By Steve Corkran
Wednesday, January 11th, 2012 at 4:26 pm in Oakland Raiders.
One day after being fired as the Raiders head coach, Hue Jackson is in full spin-control mode.
On Wednesday, Jackson took to the air to give his side about comments he made minutes after his team’s season-ending loss to the San Diego Chargers, in which he said he wanted more control over the team and blamed his players for their play against the Chargers.
It’s interesting to note that new general manager Reggie McKenzie said Tuesday at his introductory news conference that Jackson’s comments after the Chargers game had “nothing to do with” Jackson being fired. He said everyone makes comments that they wish they could take back.
New owner Mark Davis said he didn’t want to comment on Jackson’s postgame remarks Jan. 1. That was the only question that Davis refused to answer, by the way.
Here’s the transcript from Jackson’s interview, courtesy of NFL Network:
On if he was caught off guard by being relieved of his duties by new Raiders general manager Reggie McKenzie:
“I was a little surprised, but I do understand the nature of pro football. Sometimes things that look like they should don’t always end up like they should. So I understand. The Raiders did me a favor by giving me an opportunity, Al Davis did and I thank him for it. What a tremendous organization. My time there was awesome, the people at 1220 [Harbor Bay Parkway] who I worked with, they were tremendous – the staff was tremendous. I understand the nature of this business, but obviously I wish it would have went a different direction than it did.”
On how he found out that he would no longer be the head coach of the Raiders:
“[Reggie McKenzie and I] didn’t really get into too many of the details. Reggie was very forthcoming and just said, ‘I’m going to make a change, I need to bring in my own guy,’ which I understand. I knew that anytime a new GM comes in, they like to line themselves with their head coach, somebody that they want to bring in. At the end of the day, I can’t fault him or anyone within the organization for feeling like they feel. I wish the situation was different but it’s not.”
On his news conference following the Raiders’ final game of the season:
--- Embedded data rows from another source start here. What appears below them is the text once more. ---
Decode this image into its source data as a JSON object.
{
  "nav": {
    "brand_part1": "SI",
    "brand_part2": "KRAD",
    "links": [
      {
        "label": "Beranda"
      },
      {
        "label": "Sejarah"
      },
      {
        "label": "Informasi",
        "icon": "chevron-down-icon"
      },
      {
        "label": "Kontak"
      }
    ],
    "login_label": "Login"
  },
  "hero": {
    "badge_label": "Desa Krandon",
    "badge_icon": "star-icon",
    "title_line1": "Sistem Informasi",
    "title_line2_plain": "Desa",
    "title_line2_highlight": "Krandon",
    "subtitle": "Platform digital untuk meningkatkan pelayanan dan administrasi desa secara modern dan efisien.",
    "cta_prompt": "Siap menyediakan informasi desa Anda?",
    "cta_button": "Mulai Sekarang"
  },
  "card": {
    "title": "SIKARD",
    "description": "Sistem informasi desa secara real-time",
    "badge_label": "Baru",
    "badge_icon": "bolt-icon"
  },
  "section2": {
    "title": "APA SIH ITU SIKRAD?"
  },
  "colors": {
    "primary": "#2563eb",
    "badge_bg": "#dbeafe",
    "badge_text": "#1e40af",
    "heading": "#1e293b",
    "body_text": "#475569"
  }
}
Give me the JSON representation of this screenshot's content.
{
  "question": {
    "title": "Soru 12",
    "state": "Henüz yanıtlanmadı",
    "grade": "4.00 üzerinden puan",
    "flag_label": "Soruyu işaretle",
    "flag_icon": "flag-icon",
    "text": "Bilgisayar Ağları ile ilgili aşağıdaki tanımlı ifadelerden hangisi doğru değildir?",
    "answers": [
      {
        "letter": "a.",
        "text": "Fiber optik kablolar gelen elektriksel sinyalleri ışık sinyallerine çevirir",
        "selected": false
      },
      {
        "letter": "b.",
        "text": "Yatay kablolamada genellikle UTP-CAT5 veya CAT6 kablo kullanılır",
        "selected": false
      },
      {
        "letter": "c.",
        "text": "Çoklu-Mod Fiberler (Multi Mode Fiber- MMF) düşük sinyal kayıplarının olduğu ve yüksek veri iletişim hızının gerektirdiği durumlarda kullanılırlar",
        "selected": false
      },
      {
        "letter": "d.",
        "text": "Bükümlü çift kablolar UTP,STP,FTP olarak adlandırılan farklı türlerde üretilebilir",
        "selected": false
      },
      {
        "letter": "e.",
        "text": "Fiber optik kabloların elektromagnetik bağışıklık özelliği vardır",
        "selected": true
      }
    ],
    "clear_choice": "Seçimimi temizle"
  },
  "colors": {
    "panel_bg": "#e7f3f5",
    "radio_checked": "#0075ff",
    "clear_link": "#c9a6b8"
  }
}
“I wish I could it take it back and say it differently so people could really understand what I was trying to say. I wasn’t trying to say that I wanted to take total control of everything. When you work for the Raiders, you understand that Al Davis is first and foremost – you work for him. So I didn’t get an opportunity to put everybody that I wanted on my staff or run the team to do with football operations the way that I see fit. I took the job and I knew the parameters of the job, and I accepted that. At the end, what was coming out of me was the emotion of a long season, being 8-8, losing to the Chargers with so much riding on the line: the opportunity to win the AFC West, to host a playoff game there at home, the opportunity to have the first nine-win season since 2002. I went and talked to the team, and what I normally do is I go in and take a shower and put on my clothes before I go see the media. I carried some things with me and that’s a lesson learned for me that I don’t think you can go in there [immediately]. You need to settle down first and really think through what you’re saying. But what I said is what I felt. Not that I was trying to say I wanted to run everything; I just wanted to be able to feel like I knew there were some changes that needed to be made and I wanted to be able to make them, and I was trying to voice that. Not take total control or anything like that.”
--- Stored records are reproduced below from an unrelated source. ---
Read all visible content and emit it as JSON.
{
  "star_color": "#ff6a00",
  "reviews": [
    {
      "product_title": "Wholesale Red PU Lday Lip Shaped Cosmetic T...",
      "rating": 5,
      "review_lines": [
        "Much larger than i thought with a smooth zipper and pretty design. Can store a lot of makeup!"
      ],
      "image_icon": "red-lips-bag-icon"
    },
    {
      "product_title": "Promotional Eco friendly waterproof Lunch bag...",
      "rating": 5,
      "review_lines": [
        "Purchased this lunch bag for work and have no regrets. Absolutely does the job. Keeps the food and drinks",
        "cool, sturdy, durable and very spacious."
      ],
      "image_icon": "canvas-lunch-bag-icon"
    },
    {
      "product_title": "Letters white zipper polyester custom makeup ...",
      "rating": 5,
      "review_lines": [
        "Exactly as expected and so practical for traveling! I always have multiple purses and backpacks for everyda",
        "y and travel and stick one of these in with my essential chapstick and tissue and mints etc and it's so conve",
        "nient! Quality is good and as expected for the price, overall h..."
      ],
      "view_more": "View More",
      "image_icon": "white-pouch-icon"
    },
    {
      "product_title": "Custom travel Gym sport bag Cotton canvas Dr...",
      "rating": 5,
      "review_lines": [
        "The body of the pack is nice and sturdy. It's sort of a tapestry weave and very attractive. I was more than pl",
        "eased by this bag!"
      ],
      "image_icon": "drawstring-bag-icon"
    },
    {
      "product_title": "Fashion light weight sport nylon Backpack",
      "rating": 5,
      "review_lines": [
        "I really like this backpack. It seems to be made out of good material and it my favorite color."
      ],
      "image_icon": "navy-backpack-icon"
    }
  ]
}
On any conversations he had with Mark Davis over the past couple of days:
“I didn’t talk to Mark [before the decision was made]. I have not talked to Mark. Mark is a good man and I have spent a lot of time ever since the night that Coach [Al Davis] died; the person that told me was Mark – he came to my room and informed me of what had happened to Coach. I haven’t had an opportunity to speak to him. I did text him and tell him thank you for the opportunity and to thank him and his family, and I wish him well. But at the end of the day, like I said he’s the owner and he’s going to make the decision of which direction the franchise runs and I have to accept that.”
On the Raiders down the stretch of the regular season:
“We didn’t finish; it’s a term that I’ve always used. We didn’t play as well as we could have down the stretch, and again that’s what I was feeling after that San Diego game. We had so many opportunities, whether it was going to Miami, going to Green Bay, finishing at home against Detroit, went to Kansas City and then here comes San Diego. We weren’t able to get it done and I don’t have an excuse for that. At the end of the day, that’s my charge: to make sure that we do [get it done], and we didn’t. I know we played decently on offense, we didn’t play as well as we could or should on defense and the players know that. They own up to that and they respect that. But at the end of the day we just didn’t finish. When you don’t finish this is what happens: you end up 8-8 and you end up out of the playoffs.”
On if he wants to coach in 2012:
“There is no doubt I do. I love coaching, I love leading men and coaching guys. Whatever is going to happen is going to happen, but I’m going to take a couple of days to just relax and then let the chips fall where they may. There is a place out there for me someplace and I think I’ll find it.”
Follow me on Twitter: @corkonthenfl